Many medieval English texts treated the English landscape as a neatly enclosed and easily-defined space, a sort of new Garden of Eden functioning as an idealized “point of origin” that “binds together Christian resonance and privilege, ideals of cultivation and pleasure, and colonialist fantasies of a national identity and unity created and endorsed by the island’s bounds.”7 Certainly the landscape does function as the primary ground for English identity in many of these texts. Yet as Catherine Clarke points out, Laȝamon’s text does not describe an idealistic garden space, but instead the negotiation of the multiple warring identities that have been built upon it.8 The focus on the landscape and the violence that has filled it with corpses recognizes the hybridity of the island and its history, instead of presupposing edenic unity, with gestures towards making a clearer space for the Anglo-Normans within the hubbub.
After all, Laȝamon himself is something of a hybrid figure, situated on the Severn River between England and Wales, and revealing mixed feelings toward the Normans as conquerors. He acknowledges, and even celebrates, the natural shifts of language through his recognition of the diverse ways names are given and his use of the vernacular to construct his text. Yet he also scolds the AngloNormans for their appropriation of the British landscape and obliteration of the British identity of the island by changing many Briton place names, as discussed below.
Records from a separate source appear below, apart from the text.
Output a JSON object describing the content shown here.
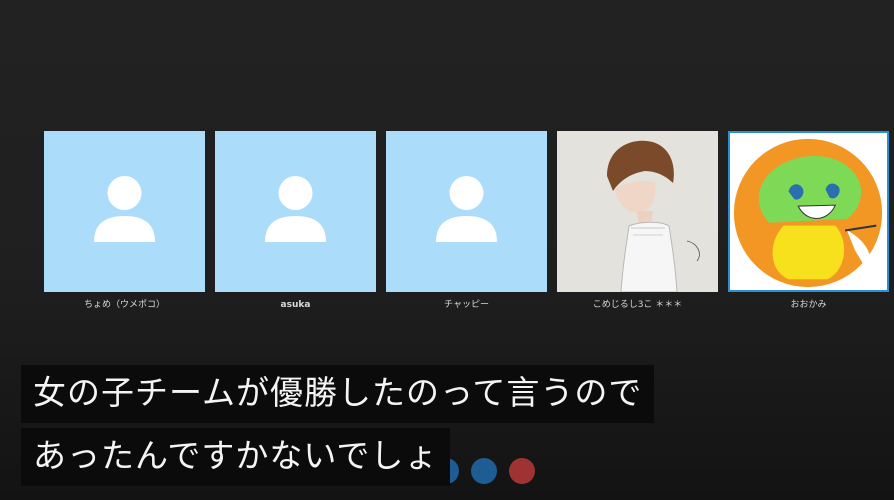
{
  "participants": [
    {
      "name": "ちょめ（ウメポコ）",
      "avatar": "default-person-icon"
    },
    {
      "name": "asuka",
      "avatar": "default-person-icon"
    },
    {
      "name": "チャッピー",
      "avatar": "default-person-icon"
    },
    {
      "name": "こめじるし3こ ＊＊＊",
      "avatar": "portrait-illustration"
    },
    {
      "name": "おおかみ",
      "avatar": "character-illustration",
      "active": true
    }
  ],
  "subtitles": {
    "line1": "女の子チームが優勝したのって言うので",
    "line2": "あったんですかないでしょ"
  },
  "colors": {
    "background": "#202020",
    "placeholder_avatar": "#abdcfa",
    "active_border": "#2b8fd6",
    "subtitle_bg": "#0b0b0b"
  }
}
This ambivalence toward the linguistic changes made over the years is especially clear when he tells his chosen version of the
Christopher Cannon. The Grounds of English Literature. (New York: Oxford University Press, 2004), 50.
6 7 Catherine Clarke, Literary Landscapes and the Idea of England, 700-1400. (New York: D.S. Brewer, 2006), 7, 1.
8 Clarke, Landscapes, 132.
naming of London, supposedly first named Trinovant, then renamed Kaerlud by the Briton King Lud. As the city is conquered and populated by different cultural groups, the name changes from Lundin to Lundene to Lundres. Laȝamon grieves that
The names of these locations are associated with the identity of the people, and the loss of the name is not just the name but the character of the people. In fact, the change of name from Kaerlud to Lundres disturbs Laȝamon enough that he returns to it about five thousand lines later, passing even stronger judgment on this change. King Lud had named the city after himself, Laȝamon explains, so that “afterwards many a man,/when the king were dead,/should judge of his works.”10 The name is inextricably bound with Lud’s identity, intended to preserve his story even after his death. Once again Laȝamon recounts the series of changes in the name, from the “foreign folk” who called it Lundin, to the Saxons who called it Lundene, concluding when “came Normans/with their evil crafts,/and named it Lundres;/this people they destroyed.”11 The loss of name and the story of the national figure attached to it is associated not only with loss of national identity, but also with craftiness and destruction.
They are “foreign people,/that this land hath conquered,” not only through military force but through erasure of the original identities incorporated in the landscape, when